OMNeT++ is an extensible, modular, component-based C++ simulation library and framework, primarily for building network simulators.
New Releases: INET-20100723, R package 0.2
We are happy to announce a new release of the INET Framework with many improvements to TCP and other components (What's New), and a new version of the package for processing OMNeT++ result files with GNU R. Downloads: INET-20100723, "omnetpp" R package.
PhoenixSim: A Simulator for Photonic Interconnection Networks
PhoenixSim is an OMNeT++-based simulation environment being developed by the
Lightwave Research Laboratory at Columbia University in the City of New York for designing and analyzing the
performance of photonic interconnection networks.
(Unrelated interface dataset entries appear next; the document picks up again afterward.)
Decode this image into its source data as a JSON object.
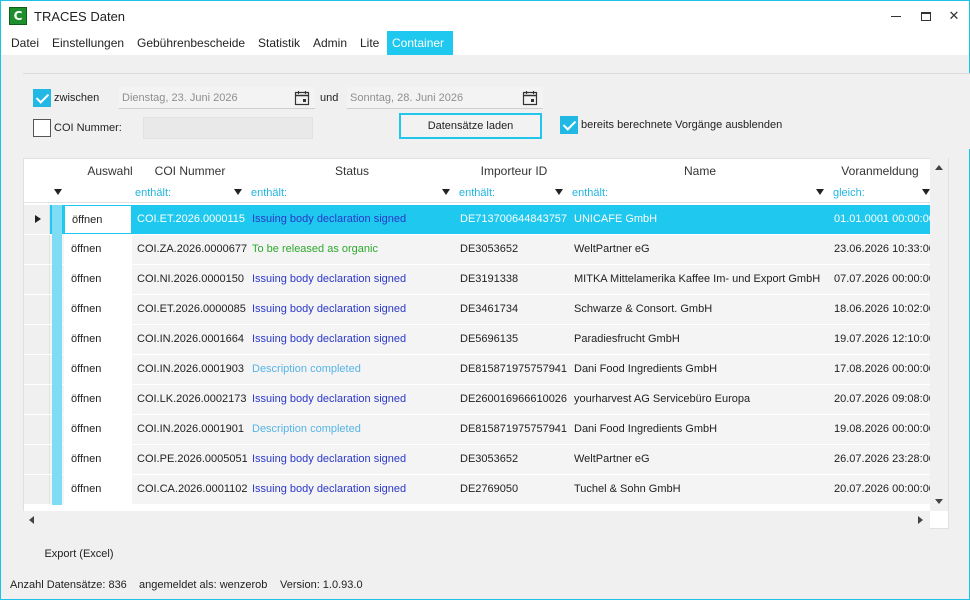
{
  "window": {
    "title": "TRACES Daten",
    "icon_letter": "C"
  },
  "menu": [
    "Datei",
    "Einstellungen",
    "Gebührenbescheide",
    "Statistik",
    "Admin",
    "Lite",
    "Container"
  ],
  "filters": {
    "between_label": "zwischen",
    "between_checked": true,
    "date_from": "Dienstag, 23. Juni 2026",
    "and_label": "und",
    "date_to": "Sonntag, 28. Juni 2026",
    "coi_label": "COI Nummer:",
    "coi_checked": false,
    "coi_value": "",
    "load_button": "Datensätze laden",
    "hide_calculated_label": "bereits berechnete Vorgänge ausblenden",
    "hide_calculated_checked": true
  },
  "grid": {
    "columns": [
      "Auswahl",
      "COI Nummer",
      "Status",
      "Importeur ID",
      "Name",
      "Voranmeldung"
    ],
    "filters": [
      "",
      "enthält:",
      "enthält:",
      "enthält:",
      "enthält:",
      "gleich:"
    ],
    "rows": [
      {
        "auswahl": "öffnen",
        "coi": "COI.ET.2026.0000115",
        "status": "Issuing body declaration signed",
        "status_style": "blue",
        "importer": "DE713700644843757",
        "name": "UNICAFE GmbH",
        "voranmeldung": "01.01.0001 00:00:00",
        "selected": true
      },
      {
        "auswahl": "öffnen",
        "coi": "COI.ZA.2026.0000677",
        "status": "To be released as organic",
        "status_style": "green",
        "importer": "DE3053652",
        "name": "WeltPartner eG",
        "voranmeldung": "23.06.2026 10:33:00"
      },
      {
        "auswahl": "öffnen",
        "coi": "COI.NI.2026.0000150",
        "status": "Issuing body declaration signed",
        "status_style": "blue",
        "importer": "DE3191338",
        "name": "MITKA Mittelamerika Kaffee Im- und Export GmbH",
        "voranmeldung": "07.07.2026 00:00:00"
      },
      {
        "auswahl": "öffnen",
        "coi": "COI.ET.2026.0000085",
        "status": "Issuing body declaration signed",
        "status_style": "blue",
        "importer": "DE3461734",
        "name": "Schwarze & Consort. GmbH",
        "voranmeldung": "18.06.2026 10:02:00"
      },
      {
        "auswahl": "öffnen",
        "coi": "COI.IN.2026.0001664",
        "status": "Issuing body declaration signed",
        "status_style": "blue",
        "importer": "DE5696135",
        "name": "Paradiesfrucht GmbH",
        "voranmeldung": "19.07.2026 12:10:00"
      },
      {
        "auswahl": "öffnen",
        "coi": "COI.IN.2026.0001903",
        "status": "Description completed",
        "status_style": "light",
        "importer": "DE815871975757941",
        "name": "Dani Food Ingredients GmbH",
        "voranmeldung": "17.08.2026 00:00:00"
      },
      {
        "auswahl": "öffnen",
        "coi": "COI.LK.2026.0002173",
        "status": "Issuing body declaration signed",
        "status_style": "blue",
        "importer": "DE260016966610026",
        "name": "yourharvest AG Servicebüro Europa",
        "voranmeldung": "20.07.2026 09:08:00"
      },
      {
        "auswahl": "öffnen",
        "coi": "COI.IN.2026.0001901",
        "status": "Description completed",
        "status_style": "light",
        "importer": "DE815871975757941",
        "name": "Dani Food Ingredients GmbH",
        "voranmeldung": "19.08.2026 00:00:00"
      },
      {
        "auswahl": "öffnen",
        "coi": "COI.PE.2026.0005051",
        "status": "Issuing body declaration signed",
        "status_style": "blue",
        "importer": "DE3053652",
        "name": "WeltPartner eG",
        "voranmeldung": "26.07.2026 23:28:00"
      },
      {
        "auswahl": "öffnen",
        "coi": "COI.CA.2026.0001102",
        "status": "Issuing body declaration signed",
        "status_style": "blue",
        "importer": "DE2769050",
        "name": "Tuchel & Sohn GmbH",
        "voranmeldung": "20.07.2026 00:00:00"
      }
    ]
  },
  "export_button": "Export (Excel)",
  "status": {
    "count": "Anzahl Datensätze: 836",
    "user": "angemeldet als: wenzerob",
    "version": "Version: 1.0.93.0"
  },
  "colors": {
    "accent": "#1ec8ee",
    "status_blue": "#2b38c8",
    "status_green": "#2ea82e",
    "status_light": "#56b4e6"
  }
}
PhoenixSim enables
detailed studies of electronic networks, photonic networks, and hybrid
networks (ones that leverage a combination of both technology domains).
The simulator is highly extensible and is currently being used within
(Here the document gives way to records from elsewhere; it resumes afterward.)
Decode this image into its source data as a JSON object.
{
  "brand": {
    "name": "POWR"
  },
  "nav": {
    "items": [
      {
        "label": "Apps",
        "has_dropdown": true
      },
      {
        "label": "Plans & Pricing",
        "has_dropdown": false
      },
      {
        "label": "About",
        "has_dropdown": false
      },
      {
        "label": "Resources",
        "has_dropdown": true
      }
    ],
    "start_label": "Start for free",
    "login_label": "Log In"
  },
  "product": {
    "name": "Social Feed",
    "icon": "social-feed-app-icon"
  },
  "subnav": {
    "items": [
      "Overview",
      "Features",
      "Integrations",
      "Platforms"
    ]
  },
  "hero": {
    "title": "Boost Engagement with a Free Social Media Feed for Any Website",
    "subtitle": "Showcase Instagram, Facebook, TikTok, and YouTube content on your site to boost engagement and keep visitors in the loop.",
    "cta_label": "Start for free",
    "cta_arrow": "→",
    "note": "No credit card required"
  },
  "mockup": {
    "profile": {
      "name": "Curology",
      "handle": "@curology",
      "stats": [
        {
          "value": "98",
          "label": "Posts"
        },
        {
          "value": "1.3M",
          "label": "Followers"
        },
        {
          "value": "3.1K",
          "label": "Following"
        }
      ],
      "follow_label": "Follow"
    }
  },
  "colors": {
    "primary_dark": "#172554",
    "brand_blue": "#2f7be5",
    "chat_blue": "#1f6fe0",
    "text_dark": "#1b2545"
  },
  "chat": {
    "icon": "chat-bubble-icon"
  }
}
the Lightwave Research Laboratory on projects for the design of on- and off-chip photonic communications for multi-processor systems, and the design of nanophotonic optical broadband switches (NOBS).
Currently, the simulator supports the ability to model and
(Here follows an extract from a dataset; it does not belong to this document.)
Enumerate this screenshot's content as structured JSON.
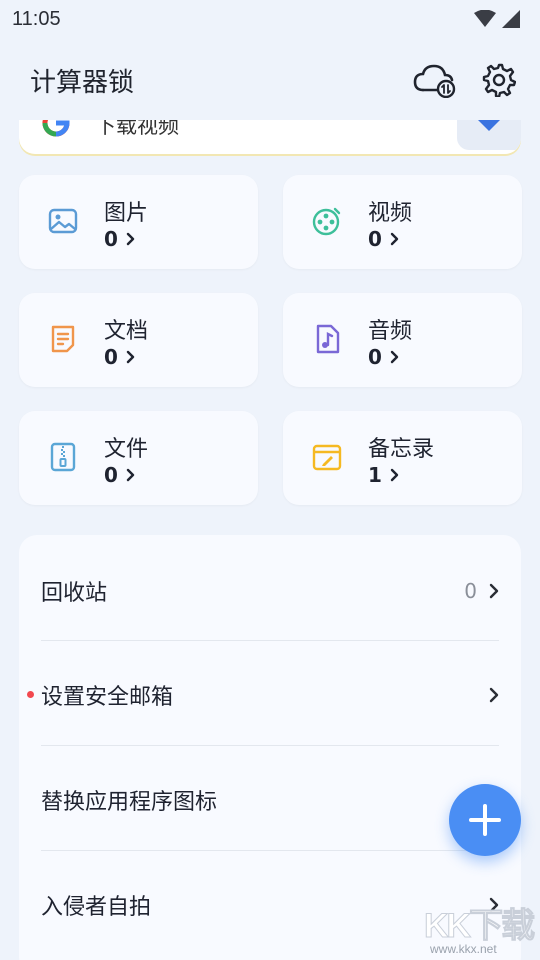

characterize many important properties of photonic interconnection
networks including propagation delay, insertion loss, extinction ratio,
spectral resonant profiles, area occupation, and energy dissipation.
Moreover, future extensions will support the modeling of thermal
variations, optical nonlinearities, as well as three-dimensional
integration. In the realm of electronics, the simulator includes a
router model that can be used to model advanced electronic networks and
The MiXiM team is happy to announce the release of MiXiM 1.2 that uses OMNeT++ 4.1. MiXiM is an OMNeT++ modeling framework created for mobile and fixed
wireless networks (wireless sensor networks, body area networks, ad-hoc
networks, vehicular networks, etc.). It offers detailed models of radio wave
propagation, interference estimation, radio transceiver power consumption
and wireless MAC protocols.
The new release contains the IEEE 802.15.4 models developed by Jérôme
Rousselot; IDE wizards to create basic MiXiM networks and your own analogue models; extensive documentation update and additions; and many bug fixes and enhancements. An overview of the most
important changes is given after the Read more link. Developers should pay special attention
to some API changes outlined below! For a complete list of changes, please
consult the git log messages. The new MiXiM release can be downloaded from the project's site at SourceForge:
"Modeling and Tools for Network Simulation" (Klaus Wehrle, Mesut Günes, James Gross [Editors], Springer, 2010) is a book that focuses on tools, modeling principles and state-of-the art models for discrete-event based network simulations. The focus of the "tools" part is on two distinct simulations engines: OMNeT++ and ns-3, where the OMNeT++ chapter presents a high-level overview and rationale of the concepts, techniques and tools present in that simulation environment. The book also deals with issues like parallelization, software integration and hardware simulations. In the "modeling" part of the book, the wireless section covers all essential modeling principles for dealing with physical layer, link layer and wireless channel behavior, and presents detailed models for IEEE 802.11, IEEE 802.16 and other systems. Further chapters cover classical modeling approaches for higher layers (network layer, transport layer and application layer) and modeling approaches for peer-to-peer networks and topologies of networks.
See the book's page at RWTH Aachen or at Springer (with table of contents), or buy it from Amazon. (Note that the book's length is misprinted on those sites -- it's actually 500+ pages not 256.)
We have uploaded a few tutorial videos to YouTube to help you make better use of OMNeT++. The first ones show how you can use event log recording and the Sequence Chart tool to explore message exchanges in various protocols, from 802.11 to TCP and more. This can be quite useful when studying, debugging or verifying simulation models.